“Normally, the Fed would seek to choke off inflation by raising interest rates. But with the housing and financial sectors still struggling, a rate boost could deepen and lengthen the current downturn,” reports LA Times. (10)
With the U.S. fiscal stimulus now over; income growth, in today's weak job market is also falling. Investors who rely on fixed income or interest income from T-Bills are also facing negative growth due to the rapidly rising cost of living.
In the 1950s, a single wage-earner could support a family while the wife stayed home and looked after the children. They could buy a house, a car, and household appliances, go away on vacation, and send the kids to college. Today both husband and wife must work just to make ends meet. Saving for the future is now a lofty goal.
How to rise above rising prices
There are actions individuals, families, and groups can take right now in their own lives to offset the negative effects of today’s stagflationary environment. Here are a few humble suggestions:
1. Don’t borrow. The U.S. is suffering from a chronic debt addiction of monumental proportion. We’ve now amassed $1 trillion in bad mortgage debt, $1 trillion in weak consumer credit card debt and nearly $10 trillion in government debt. Debt enslaves us to an economic system in a chronic state of collapse. Learn to live within your means.
2. Own hard money. If you have money, put it into tangible assets before its value is destroyed by inflation. Precious metal prices bottomed in August and represent a good value buy for safety and long term growth. (Read: $800 gold: buy of the year)
3. Think for yourself. Search for reliable information about the economic and political situation. Read books and turn off the TV and video games. Discuss ideas and issues with your kids, family, and friends.
4. Develop new skills. Learn to be more self-reliant. Do your own car and household repairs. Grow and cook your own food. Shop at thrift stores. Start your own part-time business.
5. Become politically active. Register, vote, and demand honest elections. Support politicians who have integrity. Read the Constitution regularly as a reminder of your rich American heritage. Demand changes in accordance with your core values.
6. Fear not. We tend to be overwhelmed by external forces such as government, corporations, banks, our credit rating, the economy, the media, armies, technology, etc.
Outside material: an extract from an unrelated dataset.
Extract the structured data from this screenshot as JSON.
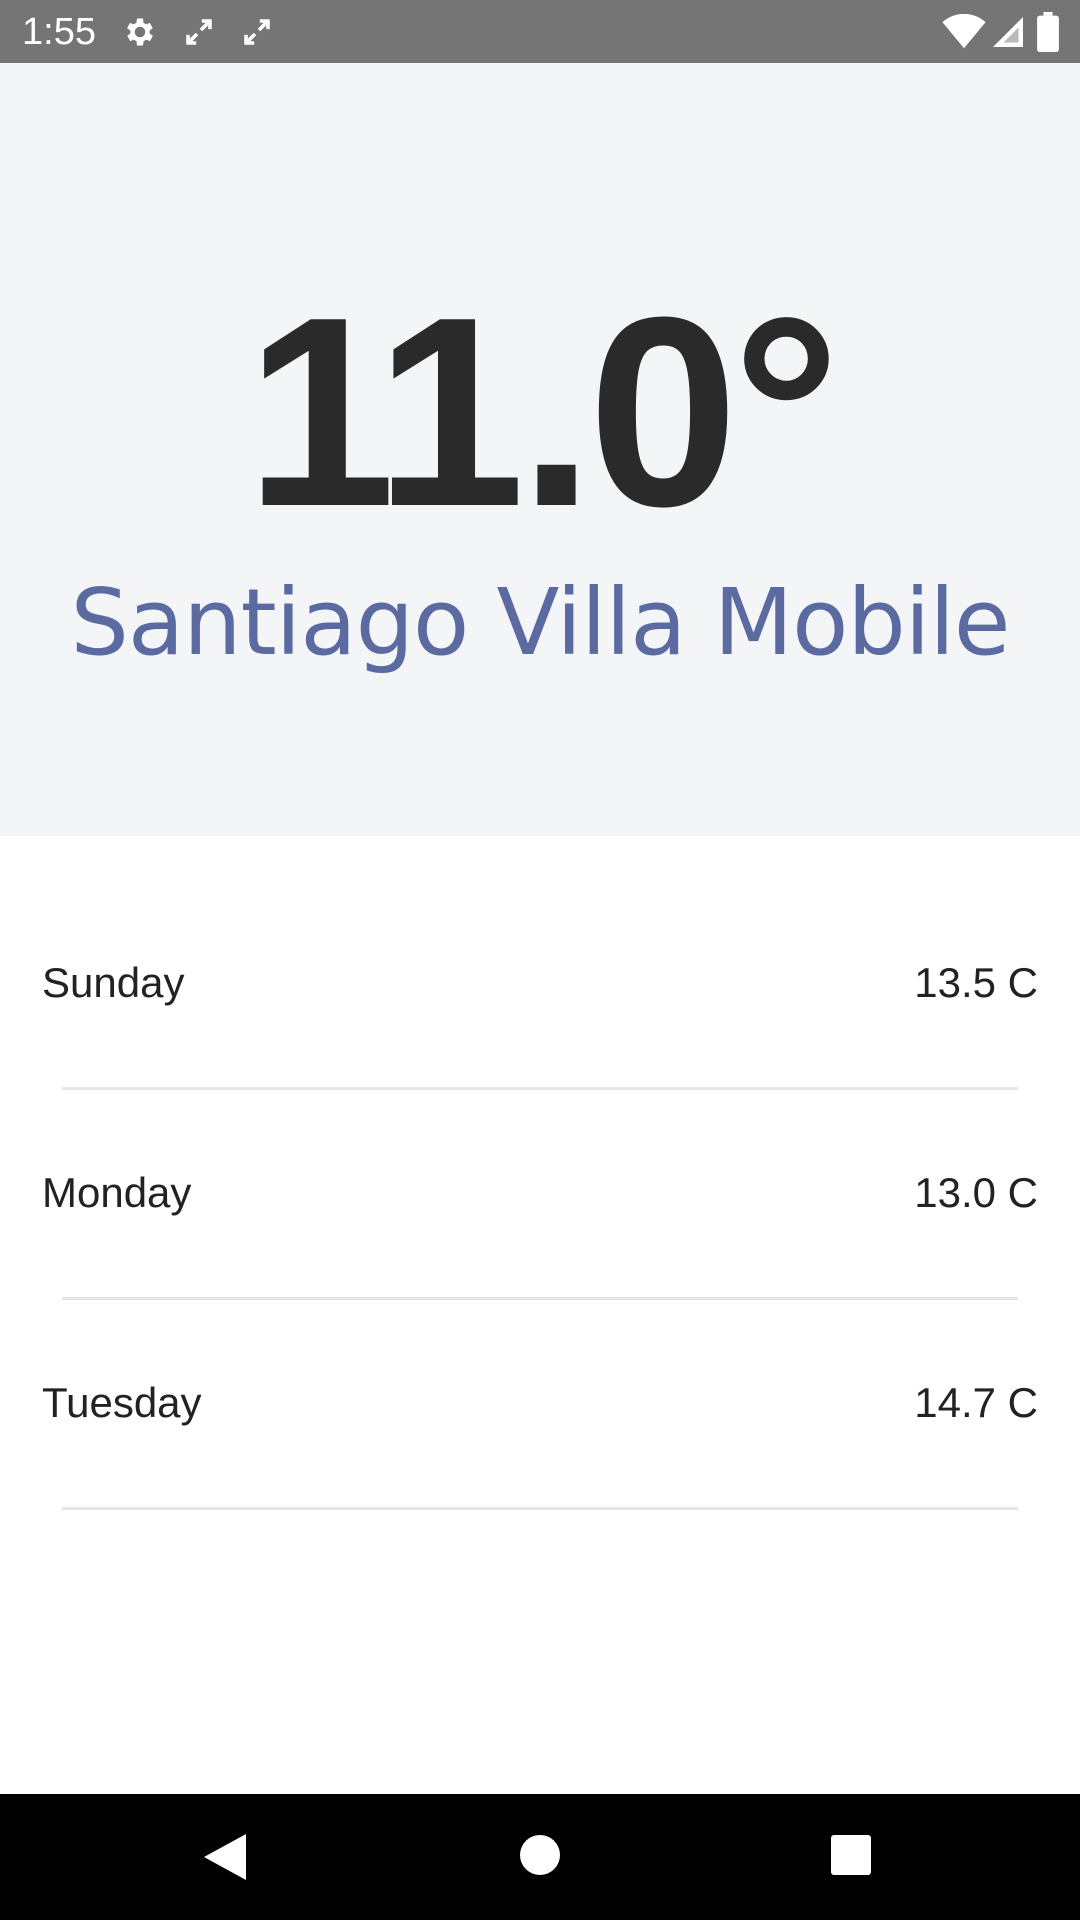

In reality, the only source of power in the universe is God. The more we realize God’s presence, the less we fear externals.
Final Thought: Jim Sinclair of Jsmineset.com sums the situation up well; “Stagflation is: Increasing costs and decreasing business activity, lower corporate profits and individual income, lower tax revenues in the face of continued high spending, an explosion in the US Federal budget deficit, continuing US Trade and Current Account deficits, a severely lower US dollar and significantly higher gold prices! Do you have insurance against the failure of the system to function? Gold is that insurance policy you pray you won’t have to collect on, but you will. Gold is going to $1,050 and onward to $1,650.” -12/07
For more suggested steps of action:
Good money for bad times –Real Money Perspectives 7/25/08
(1) US factory prices rise at fastest in 27 years –London Times 8/19/08
(2) U.S. Economy: Housing, Prices Raise Stagflation Risk -Bloomberg 8/19/08
(3) Stagflation a Weapon of Mass Wealth Destruction -MarketOracle 8/19/08
(4) On the painful path to stagflation -TheDay 8/21/08
(5) Euro Zone Economy Shrinks -BusinessWeek 8/14/08
(6) The next credit crunch –Fortune 8/20/08
(7) Worrisome Stagflation Becomes More Real All the Time -Moneymorning 8/25/08
(8) How stagflation comes about and why Bernanke is doomed -DR 6/31/06
(9) Dangerously in Debt? –WSJ 8/20/08
(10) Jump in inflation puts Federal Reserve on the spot –LATimes 8/20/08